				t = setTimeout(tmFunc, settings.nextSlideDelay);
				$('#lightbox-secNav-btnPause').html('Pause');
				timer_is_on = 1;
                                //
				settings.activeImage = settings.activeImage + 1;
				_set_image_to_view();
				return false;
			});
		}
	}
	// Enable keyboard navigation
	_enable_keyboard_navigation();
}

You can download a copy of the converted file from here. You can view a demo on any post on gigape.com

How to update your Facebook Status with PHP

Believe it or not, this is actually one of the trickiest things you can do with PHP.

There are a couple of reasons for this.

1. Facebook is pretty anal about security, and really, really, really wants only logged in users to update user accounts. This is the complete opposite of Twitter, who really, really, really want all sorts of apps and 3rds parties to able to update Twitter statuses.

2. The Facebook Documentation Glop: Facebook has moved through various iterations of its API over the last 5 years, but they’ve left all the documentation for the old APIs in place, so its pretty easy to get confused. This in turn has led to lots of people offering solutions on blogs etc, but quite often these refer to the old APIs, so finding any sort of a solution via a Search Engine is all but impossible.

Anyway, here’s the meat.

The key to this is to use the Facebook Graph API. This is a really unfortunate name for the API, as it suggests something to do with dynamic graphing. In fact, its a really simple API that allows you do all sorts of stuff with FB by sending HTTP POST requests, which is the method us developers love the most.

Step 1:

Add the Developer Application to your FB account

Step 2:

Create a new application, called anything you want. There’s a bundle of info you can add for your app, but the basic stuff you need is:

Profile->Tab URL

eg http://apps.facebook.com/garrethsstatus/

Canvas->Canvas Page URL

eg http://apps.facebook.com/garrethsstatus/

Canvas->Canvas Callback URL

(This can be anything, provided it is a valid URL eg http://www.nightbluefruit.com/; you must include trailing slash)

Connect->Connect URL

(This can be anything, provided it is a valid URL eg http://www.nightbluefruit.com/; you must include trailing slash)

Save and you are done with the application bit.

Step 3

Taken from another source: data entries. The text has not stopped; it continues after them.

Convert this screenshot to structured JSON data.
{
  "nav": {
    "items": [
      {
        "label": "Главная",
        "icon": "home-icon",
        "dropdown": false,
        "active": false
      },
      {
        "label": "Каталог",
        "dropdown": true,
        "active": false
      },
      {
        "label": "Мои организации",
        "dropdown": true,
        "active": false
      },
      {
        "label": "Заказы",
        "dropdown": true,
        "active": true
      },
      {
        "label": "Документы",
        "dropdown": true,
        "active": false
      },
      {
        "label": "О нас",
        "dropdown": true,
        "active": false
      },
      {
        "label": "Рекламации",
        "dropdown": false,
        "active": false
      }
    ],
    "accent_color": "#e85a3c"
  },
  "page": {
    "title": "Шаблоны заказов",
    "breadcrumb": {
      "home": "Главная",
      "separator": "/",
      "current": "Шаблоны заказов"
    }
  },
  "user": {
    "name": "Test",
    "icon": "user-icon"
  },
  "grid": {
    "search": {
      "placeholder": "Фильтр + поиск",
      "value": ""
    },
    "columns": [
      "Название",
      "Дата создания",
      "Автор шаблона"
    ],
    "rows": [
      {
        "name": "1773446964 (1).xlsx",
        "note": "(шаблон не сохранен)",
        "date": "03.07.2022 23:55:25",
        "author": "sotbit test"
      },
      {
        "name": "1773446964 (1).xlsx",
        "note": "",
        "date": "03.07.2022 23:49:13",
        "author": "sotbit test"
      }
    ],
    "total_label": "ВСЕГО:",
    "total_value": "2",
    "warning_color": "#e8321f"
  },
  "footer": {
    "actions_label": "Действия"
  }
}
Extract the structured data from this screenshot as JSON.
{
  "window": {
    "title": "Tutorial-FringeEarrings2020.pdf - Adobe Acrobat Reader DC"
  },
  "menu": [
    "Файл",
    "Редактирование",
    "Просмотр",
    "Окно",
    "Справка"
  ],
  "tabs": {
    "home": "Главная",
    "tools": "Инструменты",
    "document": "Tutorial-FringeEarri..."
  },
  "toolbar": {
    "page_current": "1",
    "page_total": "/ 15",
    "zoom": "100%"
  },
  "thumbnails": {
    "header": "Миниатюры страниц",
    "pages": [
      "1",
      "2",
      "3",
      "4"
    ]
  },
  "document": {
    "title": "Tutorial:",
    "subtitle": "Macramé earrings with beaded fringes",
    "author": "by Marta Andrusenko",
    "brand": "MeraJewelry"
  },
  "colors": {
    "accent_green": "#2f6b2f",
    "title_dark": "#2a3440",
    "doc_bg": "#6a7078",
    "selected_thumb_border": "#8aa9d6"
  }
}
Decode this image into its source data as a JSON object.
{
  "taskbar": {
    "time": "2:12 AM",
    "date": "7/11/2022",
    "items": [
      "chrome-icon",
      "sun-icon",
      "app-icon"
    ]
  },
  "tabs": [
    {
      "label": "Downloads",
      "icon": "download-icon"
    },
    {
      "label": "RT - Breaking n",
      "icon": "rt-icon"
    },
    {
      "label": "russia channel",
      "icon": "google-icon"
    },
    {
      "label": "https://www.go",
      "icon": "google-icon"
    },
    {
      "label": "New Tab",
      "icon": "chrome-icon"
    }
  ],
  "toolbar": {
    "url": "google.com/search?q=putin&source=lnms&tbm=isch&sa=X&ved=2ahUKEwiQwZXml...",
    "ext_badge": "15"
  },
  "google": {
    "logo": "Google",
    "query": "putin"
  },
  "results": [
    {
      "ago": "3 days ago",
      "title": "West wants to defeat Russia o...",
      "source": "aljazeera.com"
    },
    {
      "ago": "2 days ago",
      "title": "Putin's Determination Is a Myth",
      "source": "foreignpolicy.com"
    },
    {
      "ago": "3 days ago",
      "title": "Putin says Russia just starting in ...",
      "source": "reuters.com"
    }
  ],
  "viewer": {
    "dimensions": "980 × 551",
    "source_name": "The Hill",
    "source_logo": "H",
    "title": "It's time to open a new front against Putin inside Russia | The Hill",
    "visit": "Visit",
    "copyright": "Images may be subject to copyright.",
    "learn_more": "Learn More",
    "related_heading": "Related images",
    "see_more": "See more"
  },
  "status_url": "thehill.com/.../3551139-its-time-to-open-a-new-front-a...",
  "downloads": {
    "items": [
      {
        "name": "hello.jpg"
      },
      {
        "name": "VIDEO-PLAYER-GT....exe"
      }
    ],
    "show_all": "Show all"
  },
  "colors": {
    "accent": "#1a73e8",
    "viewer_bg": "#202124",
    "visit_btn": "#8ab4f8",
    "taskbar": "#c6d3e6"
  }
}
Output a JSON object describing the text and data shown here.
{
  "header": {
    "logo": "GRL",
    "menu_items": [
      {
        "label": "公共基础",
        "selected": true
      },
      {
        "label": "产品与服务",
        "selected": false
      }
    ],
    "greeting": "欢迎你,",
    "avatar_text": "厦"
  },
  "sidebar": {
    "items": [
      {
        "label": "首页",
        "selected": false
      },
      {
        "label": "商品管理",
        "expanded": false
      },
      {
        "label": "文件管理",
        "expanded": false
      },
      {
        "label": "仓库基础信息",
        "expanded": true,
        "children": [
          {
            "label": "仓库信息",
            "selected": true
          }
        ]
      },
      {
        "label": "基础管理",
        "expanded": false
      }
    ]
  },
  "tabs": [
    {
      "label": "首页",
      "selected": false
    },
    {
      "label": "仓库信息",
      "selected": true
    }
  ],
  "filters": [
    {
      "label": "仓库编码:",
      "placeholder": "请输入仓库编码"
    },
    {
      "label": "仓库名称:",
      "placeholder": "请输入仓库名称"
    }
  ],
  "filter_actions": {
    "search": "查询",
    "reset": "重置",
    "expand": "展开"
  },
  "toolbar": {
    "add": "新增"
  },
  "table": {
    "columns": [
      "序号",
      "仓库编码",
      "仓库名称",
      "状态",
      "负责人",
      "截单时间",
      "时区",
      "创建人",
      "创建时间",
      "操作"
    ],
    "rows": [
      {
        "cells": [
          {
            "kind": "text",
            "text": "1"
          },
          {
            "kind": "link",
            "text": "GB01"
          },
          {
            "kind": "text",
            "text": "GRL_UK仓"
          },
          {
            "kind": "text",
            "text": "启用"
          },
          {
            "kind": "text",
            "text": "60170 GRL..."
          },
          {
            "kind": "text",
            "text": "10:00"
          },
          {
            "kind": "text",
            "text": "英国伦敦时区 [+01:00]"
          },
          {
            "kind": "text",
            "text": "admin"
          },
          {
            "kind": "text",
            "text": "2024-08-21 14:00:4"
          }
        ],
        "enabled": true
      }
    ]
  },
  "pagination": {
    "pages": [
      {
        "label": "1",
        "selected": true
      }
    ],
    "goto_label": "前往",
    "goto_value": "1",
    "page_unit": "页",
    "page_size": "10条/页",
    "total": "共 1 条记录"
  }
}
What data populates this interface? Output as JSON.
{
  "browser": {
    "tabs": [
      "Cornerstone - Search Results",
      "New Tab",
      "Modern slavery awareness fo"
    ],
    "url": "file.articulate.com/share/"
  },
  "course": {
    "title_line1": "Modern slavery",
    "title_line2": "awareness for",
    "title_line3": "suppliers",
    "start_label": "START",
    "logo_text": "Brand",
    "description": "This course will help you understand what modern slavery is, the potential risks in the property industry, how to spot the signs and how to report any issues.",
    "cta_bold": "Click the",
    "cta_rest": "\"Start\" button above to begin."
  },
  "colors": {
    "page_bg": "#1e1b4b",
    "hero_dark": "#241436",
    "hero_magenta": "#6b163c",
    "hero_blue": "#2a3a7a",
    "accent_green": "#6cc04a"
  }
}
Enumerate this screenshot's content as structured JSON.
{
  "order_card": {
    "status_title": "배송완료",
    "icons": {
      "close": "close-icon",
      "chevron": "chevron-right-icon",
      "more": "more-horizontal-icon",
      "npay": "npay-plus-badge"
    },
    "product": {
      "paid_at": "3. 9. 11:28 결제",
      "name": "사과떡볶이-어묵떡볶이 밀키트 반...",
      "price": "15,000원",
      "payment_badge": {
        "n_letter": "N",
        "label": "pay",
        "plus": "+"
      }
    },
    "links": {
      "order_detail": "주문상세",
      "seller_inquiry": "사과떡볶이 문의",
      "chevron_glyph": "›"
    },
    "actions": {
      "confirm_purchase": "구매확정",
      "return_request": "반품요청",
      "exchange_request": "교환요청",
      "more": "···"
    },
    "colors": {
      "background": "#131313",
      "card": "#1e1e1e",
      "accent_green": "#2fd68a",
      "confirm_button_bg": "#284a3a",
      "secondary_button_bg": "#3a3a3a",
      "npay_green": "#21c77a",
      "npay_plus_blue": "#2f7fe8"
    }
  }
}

We now need to tell Facebook that we want to allow this application do stuff with our account, and obtain an access token that we can use in our PHP code to send HTTP POST requests off to FB to update our FB account. This is where the Graph API comes in.

First off, give the application permission to update your account as described in the

“Authenticating Users in a Web Application” and “Requesting Extended Permissions” sections of this page:

http://developers.facebook.com/docs/authentication/

The extra scope permissions are: publish_stream,offline_access

(These will give you an access token that doesn’t expire, for a while at least anyway)

At the end of this process, you should have an access token, which you lift from a URL to which FB will redirect you. Be careful when copying and pasting, as the access token is very long, and you want to make sure you are only copying the access token and not other parts of the URL string.

When you have your access token, you can then plug it into a cURL request to update your status, as described here:

http://developers.facebook.com/docs/api#publishing

You’re going to have to use cURL for this, as the required HTTP method is POST.

Important Note: using cURL is this way is not to be confused with using cURL to login to Facebook and make updates. There are lots of scripts out on the Internet that will do this for you, but use of these scripts is in contravention of the FB T&Cs, so if you use them, Facebook could close your account.